* Element data from apps and pages:
*** Block opens ***

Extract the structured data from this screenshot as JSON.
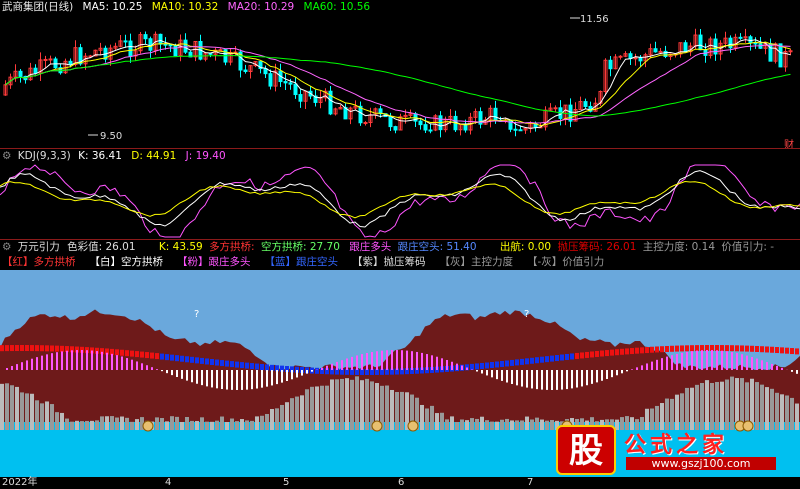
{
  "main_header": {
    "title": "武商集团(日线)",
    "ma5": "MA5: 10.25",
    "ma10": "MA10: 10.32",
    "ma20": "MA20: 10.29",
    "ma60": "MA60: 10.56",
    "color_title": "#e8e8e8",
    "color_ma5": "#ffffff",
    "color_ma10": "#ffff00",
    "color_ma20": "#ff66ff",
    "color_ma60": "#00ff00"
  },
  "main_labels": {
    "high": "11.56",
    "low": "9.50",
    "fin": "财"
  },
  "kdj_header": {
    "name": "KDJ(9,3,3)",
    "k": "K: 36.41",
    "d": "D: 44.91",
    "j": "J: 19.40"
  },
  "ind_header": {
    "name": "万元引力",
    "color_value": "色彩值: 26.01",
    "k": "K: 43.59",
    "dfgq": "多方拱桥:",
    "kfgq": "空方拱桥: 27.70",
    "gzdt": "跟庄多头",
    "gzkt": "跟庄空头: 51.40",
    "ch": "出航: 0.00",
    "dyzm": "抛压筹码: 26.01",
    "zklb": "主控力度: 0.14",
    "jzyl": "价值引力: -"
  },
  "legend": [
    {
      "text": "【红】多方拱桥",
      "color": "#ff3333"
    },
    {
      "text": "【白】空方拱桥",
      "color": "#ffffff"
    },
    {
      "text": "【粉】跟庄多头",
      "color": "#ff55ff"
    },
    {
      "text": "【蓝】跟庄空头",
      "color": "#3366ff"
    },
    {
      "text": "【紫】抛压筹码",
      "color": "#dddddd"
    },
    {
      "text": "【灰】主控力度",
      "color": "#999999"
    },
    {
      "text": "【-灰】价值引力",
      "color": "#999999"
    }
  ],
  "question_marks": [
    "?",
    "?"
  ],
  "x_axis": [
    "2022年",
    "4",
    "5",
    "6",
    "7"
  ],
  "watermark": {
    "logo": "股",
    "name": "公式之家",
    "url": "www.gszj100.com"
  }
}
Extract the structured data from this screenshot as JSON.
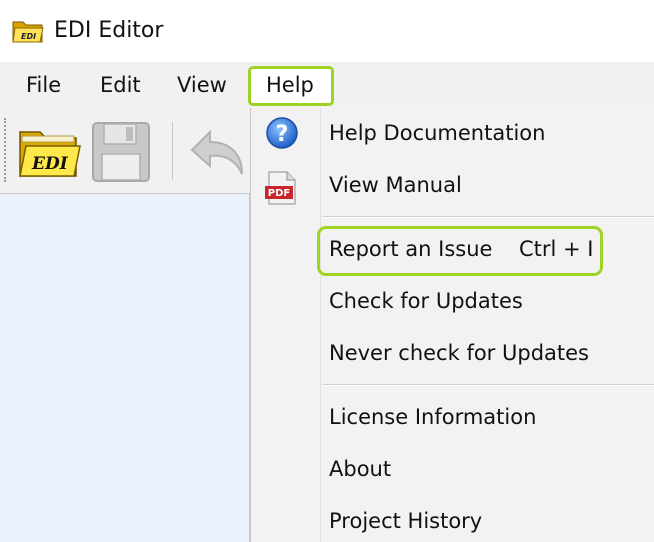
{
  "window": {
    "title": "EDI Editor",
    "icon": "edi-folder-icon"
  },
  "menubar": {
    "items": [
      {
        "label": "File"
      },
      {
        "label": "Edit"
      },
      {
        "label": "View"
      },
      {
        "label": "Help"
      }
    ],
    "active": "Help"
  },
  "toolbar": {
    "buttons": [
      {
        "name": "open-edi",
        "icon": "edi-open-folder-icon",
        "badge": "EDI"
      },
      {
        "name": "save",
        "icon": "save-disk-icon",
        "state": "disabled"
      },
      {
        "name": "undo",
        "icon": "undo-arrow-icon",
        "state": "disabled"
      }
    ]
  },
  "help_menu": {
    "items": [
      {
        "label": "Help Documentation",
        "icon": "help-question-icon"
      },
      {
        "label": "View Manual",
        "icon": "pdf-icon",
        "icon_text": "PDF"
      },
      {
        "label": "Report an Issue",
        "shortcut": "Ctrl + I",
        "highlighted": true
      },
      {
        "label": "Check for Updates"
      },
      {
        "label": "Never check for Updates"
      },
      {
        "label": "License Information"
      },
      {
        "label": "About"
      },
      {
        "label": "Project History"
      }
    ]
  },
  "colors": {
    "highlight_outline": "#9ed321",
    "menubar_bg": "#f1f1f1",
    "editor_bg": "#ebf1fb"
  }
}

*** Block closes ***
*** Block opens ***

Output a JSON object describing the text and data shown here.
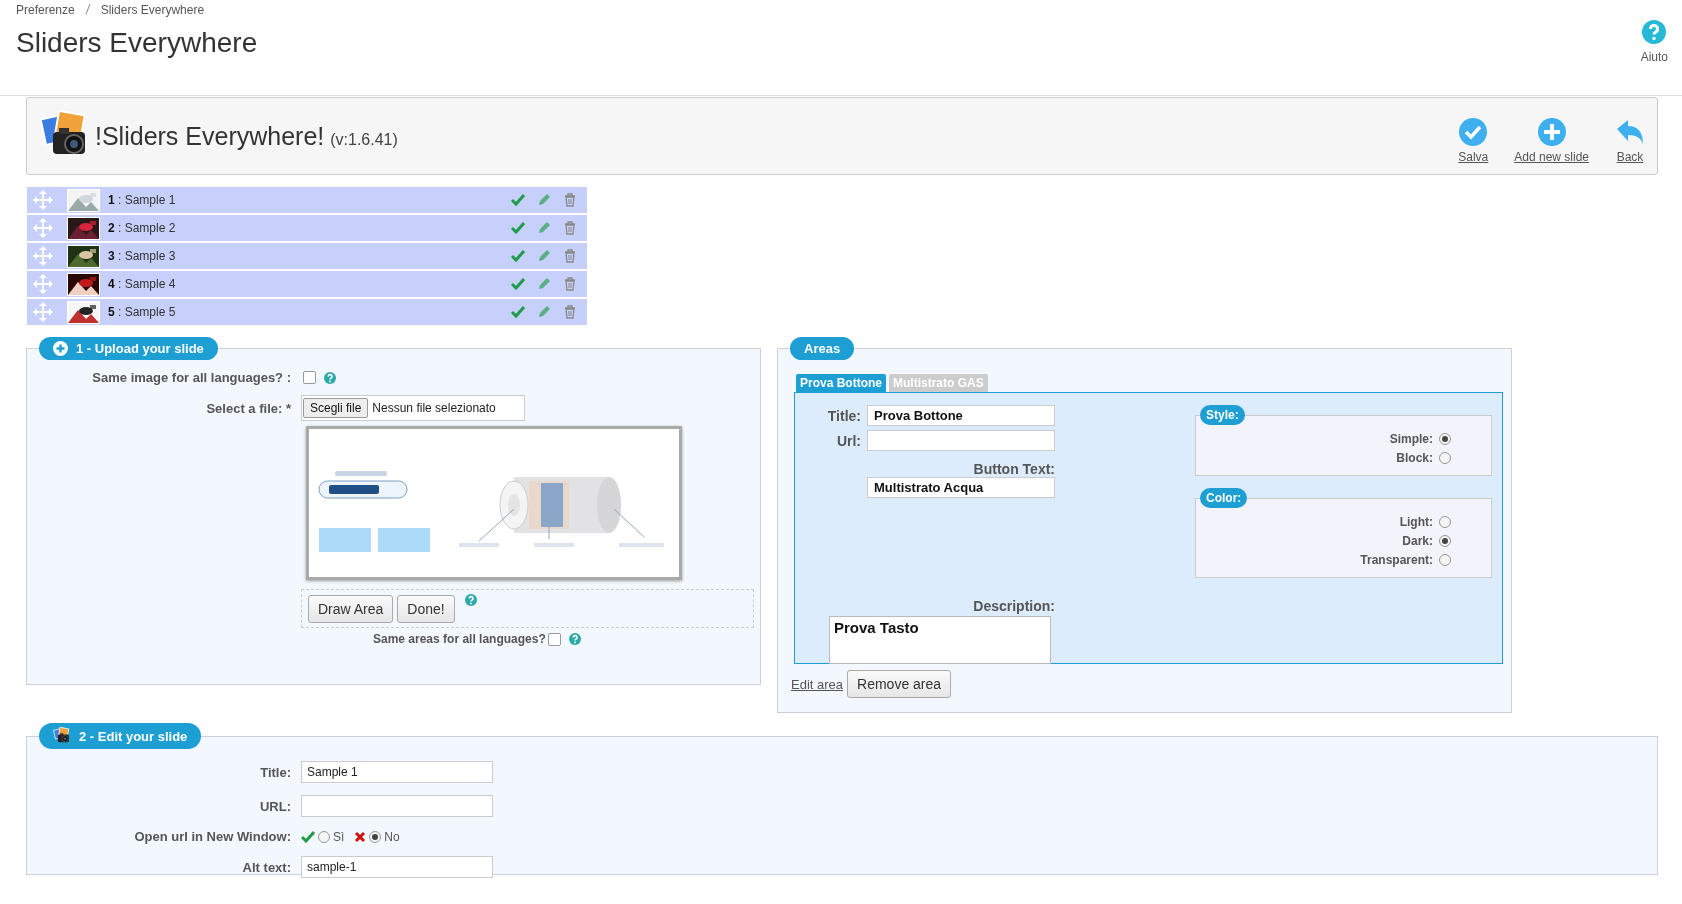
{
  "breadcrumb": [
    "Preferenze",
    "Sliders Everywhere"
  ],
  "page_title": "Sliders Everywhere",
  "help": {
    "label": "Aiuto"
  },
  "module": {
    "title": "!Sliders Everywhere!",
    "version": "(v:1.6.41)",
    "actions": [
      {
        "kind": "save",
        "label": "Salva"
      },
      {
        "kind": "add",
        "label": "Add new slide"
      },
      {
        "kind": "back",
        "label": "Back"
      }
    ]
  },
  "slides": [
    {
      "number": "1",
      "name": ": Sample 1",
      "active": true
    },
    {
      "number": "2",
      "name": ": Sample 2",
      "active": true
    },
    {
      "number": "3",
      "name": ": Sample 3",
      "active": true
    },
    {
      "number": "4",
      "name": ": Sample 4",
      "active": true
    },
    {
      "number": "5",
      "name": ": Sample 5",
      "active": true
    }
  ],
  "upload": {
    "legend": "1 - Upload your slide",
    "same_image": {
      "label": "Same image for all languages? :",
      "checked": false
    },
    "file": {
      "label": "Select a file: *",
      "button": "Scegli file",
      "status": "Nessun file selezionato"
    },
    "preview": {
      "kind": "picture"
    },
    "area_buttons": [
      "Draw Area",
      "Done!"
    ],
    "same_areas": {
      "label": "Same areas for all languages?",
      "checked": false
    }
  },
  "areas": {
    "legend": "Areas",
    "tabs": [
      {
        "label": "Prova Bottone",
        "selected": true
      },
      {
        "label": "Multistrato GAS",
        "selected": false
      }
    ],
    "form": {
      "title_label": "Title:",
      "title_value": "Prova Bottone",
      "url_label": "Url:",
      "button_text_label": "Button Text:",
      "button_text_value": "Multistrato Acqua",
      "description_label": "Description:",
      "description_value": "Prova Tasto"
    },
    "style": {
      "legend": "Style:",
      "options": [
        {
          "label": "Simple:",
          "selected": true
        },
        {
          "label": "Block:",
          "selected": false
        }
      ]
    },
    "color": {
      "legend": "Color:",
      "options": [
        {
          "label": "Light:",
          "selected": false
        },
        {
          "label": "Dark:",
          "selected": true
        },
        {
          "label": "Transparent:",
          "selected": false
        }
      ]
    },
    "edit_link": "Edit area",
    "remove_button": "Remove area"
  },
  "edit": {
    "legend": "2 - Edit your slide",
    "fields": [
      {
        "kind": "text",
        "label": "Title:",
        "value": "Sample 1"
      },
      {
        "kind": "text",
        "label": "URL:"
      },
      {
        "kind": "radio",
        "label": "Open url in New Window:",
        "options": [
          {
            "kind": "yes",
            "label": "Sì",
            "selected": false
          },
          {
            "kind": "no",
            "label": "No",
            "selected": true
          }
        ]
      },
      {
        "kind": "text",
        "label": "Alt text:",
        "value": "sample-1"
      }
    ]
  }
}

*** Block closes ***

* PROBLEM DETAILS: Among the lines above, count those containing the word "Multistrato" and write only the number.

* WRITTEN RESPONSE: 2